determined more-so by our inner unfoldment than
by any mental procedure we
may apply. Our inner unfoldment is the cause of refinements in mental
procedure, not the other way around. This is a progressive and safe approach
to spiritual development, assuming we are working with the underlying
principles of human spiritual transformation and integrating time-tested
techniques. We will be doing many things in order to be doing nothing in the
stillness of our inner awareness.
The primary aim of self-inquiry is to remain established in the
unconditioned inner silence that resides within all of us, that is us. The
experiencer: the witness to all thoughts, feelings and perceptions of the
body and external phenomena. Self-inquiry seeks to dissolve the
identification of awareness with all of these perceptions that are external
to our unconditioned awareness. The traditional wisdom holds that the
abiding presence of the witness (unconditioned awareness) will be the
effect of self-inquiry. Under certain circumstances, it can be, and this
is the aim of those who pursue self-inquiry as a stand-alone path. All of
the various strategies (mental algorithms) of self-inquiry are for
However, it is also true that the presence of the silent witness is the
cause of self-inquiry, and this is a more fundamental truth. Being is
more fundamental than any doing we can conceive of. When the witness is
present, a natural inclination toward self-inquiry becomes self-evident. The
mind simply follows That. The innate condition of the practitioner
as the witness becomes the answer to every inquiry the eternal
stillness that does nothing, even as life carries on in all of its
diversity, with us fully engaged in it in an illuminated condition. Once the
witness is present, self-inquiry becomes automatic. The witness is both the
fuel and the destination of self-inquiry. Self-inquiry without abiding inner
silence, the witness, is like a house without a foundation, or like a castle
built in the air. Those who engage in self-inquiry without some experience
in meditation know what this is like. Not fun for long.
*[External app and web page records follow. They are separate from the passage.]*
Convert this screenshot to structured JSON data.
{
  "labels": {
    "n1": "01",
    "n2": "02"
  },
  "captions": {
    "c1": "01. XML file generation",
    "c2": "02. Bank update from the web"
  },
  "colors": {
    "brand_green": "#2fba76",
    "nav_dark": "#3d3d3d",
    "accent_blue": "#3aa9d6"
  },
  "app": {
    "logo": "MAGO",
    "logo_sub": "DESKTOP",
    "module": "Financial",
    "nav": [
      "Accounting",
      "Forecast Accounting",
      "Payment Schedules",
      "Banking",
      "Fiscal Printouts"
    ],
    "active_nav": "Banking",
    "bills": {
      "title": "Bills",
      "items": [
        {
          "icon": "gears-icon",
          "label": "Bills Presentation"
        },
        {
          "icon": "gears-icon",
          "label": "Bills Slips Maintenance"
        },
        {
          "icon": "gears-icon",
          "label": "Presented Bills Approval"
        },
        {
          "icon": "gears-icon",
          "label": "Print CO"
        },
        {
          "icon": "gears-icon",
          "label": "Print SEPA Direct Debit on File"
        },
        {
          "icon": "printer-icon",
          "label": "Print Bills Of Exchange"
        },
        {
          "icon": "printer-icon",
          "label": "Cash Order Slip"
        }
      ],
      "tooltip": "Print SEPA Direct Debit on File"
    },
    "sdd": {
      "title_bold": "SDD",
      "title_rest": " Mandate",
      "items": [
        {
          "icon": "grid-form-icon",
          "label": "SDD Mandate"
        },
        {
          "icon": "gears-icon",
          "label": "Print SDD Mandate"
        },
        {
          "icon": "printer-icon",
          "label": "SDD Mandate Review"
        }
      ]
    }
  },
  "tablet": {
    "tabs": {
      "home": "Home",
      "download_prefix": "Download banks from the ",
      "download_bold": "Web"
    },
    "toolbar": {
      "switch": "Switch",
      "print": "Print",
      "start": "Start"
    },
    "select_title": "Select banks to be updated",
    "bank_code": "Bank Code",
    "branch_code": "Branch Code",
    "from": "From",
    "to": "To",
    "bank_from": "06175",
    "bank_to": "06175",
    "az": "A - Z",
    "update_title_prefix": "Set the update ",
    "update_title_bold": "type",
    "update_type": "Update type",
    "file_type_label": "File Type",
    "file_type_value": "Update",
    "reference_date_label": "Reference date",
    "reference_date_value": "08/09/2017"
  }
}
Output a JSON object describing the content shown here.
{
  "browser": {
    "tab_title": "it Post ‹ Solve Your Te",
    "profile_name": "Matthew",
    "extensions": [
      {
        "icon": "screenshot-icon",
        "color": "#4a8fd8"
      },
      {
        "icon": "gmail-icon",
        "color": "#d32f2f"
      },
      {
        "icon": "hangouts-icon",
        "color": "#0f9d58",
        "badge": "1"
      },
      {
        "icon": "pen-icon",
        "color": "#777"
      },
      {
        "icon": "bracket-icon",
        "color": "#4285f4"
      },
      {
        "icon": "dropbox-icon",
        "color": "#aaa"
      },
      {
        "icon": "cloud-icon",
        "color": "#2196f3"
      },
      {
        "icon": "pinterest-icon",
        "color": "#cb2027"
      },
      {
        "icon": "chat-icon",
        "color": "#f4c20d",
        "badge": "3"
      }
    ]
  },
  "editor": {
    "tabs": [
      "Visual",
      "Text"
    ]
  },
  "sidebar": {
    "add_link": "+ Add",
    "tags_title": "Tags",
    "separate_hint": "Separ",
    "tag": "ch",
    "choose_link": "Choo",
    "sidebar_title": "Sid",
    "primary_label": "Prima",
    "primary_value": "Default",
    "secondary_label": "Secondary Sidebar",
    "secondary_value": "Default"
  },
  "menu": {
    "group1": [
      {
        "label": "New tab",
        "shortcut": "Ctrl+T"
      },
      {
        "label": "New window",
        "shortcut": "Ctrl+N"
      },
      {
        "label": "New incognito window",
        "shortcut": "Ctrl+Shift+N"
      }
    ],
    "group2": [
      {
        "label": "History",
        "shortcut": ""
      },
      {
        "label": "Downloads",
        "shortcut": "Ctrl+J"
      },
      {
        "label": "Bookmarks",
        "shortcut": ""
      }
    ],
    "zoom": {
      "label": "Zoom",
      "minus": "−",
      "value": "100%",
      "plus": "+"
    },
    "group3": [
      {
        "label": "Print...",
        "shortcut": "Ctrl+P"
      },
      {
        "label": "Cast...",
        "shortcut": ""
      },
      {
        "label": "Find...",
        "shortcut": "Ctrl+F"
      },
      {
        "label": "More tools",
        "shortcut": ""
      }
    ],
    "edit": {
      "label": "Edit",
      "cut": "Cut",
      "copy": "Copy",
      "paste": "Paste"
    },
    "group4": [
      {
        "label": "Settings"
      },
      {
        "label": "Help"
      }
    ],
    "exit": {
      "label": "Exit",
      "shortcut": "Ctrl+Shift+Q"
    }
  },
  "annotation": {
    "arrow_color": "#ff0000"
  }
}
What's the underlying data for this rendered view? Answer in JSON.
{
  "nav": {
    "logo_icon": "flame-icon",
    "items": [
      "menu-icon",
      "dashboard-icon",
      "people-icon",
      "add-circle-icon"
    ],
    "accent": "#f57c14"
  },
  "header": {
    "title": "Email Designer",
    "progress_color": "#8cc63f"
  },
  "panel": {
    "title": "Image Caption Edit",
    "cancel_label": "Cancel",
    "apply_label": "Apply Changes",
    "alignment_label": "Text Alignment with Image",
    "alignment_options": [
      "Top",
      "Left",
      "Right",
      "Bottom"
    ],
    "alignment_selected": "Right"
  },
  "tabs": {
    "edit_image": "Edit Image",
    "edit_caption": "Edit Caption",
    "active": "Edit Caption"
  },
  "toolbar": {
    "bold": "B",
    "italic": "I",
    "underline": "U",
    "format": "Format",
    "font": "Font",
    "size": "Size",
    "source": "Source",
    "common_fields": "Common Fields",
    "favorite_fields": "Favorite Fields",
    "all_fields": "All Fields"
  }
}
Therefore, in the AYP approach, we seek to cultivate the witness first
by the most effective means at our disposal. We begin by establishing our
practice of daily deep meditation (see Lesson 13). In
doing so, we insure the fruition of all we undertake in self-inquiry, and
our permanent realization of the truth. We are then on the path of becoming
that which we seek. With a clear recognition of this "cause and effect"
relationship, with cultivation of the witness as cause, we find ourselves in
an increasingly advantageous position to pursue any system of self-inquiry
with good results.
The guru is in you.
For detailed instructions on deep meditation
for cultivating the witness, see the
AYP Deep Meditation book.
For detailed discussion on how the rise of the witness
results in practical self-inquiry, see the
and the Liberation book.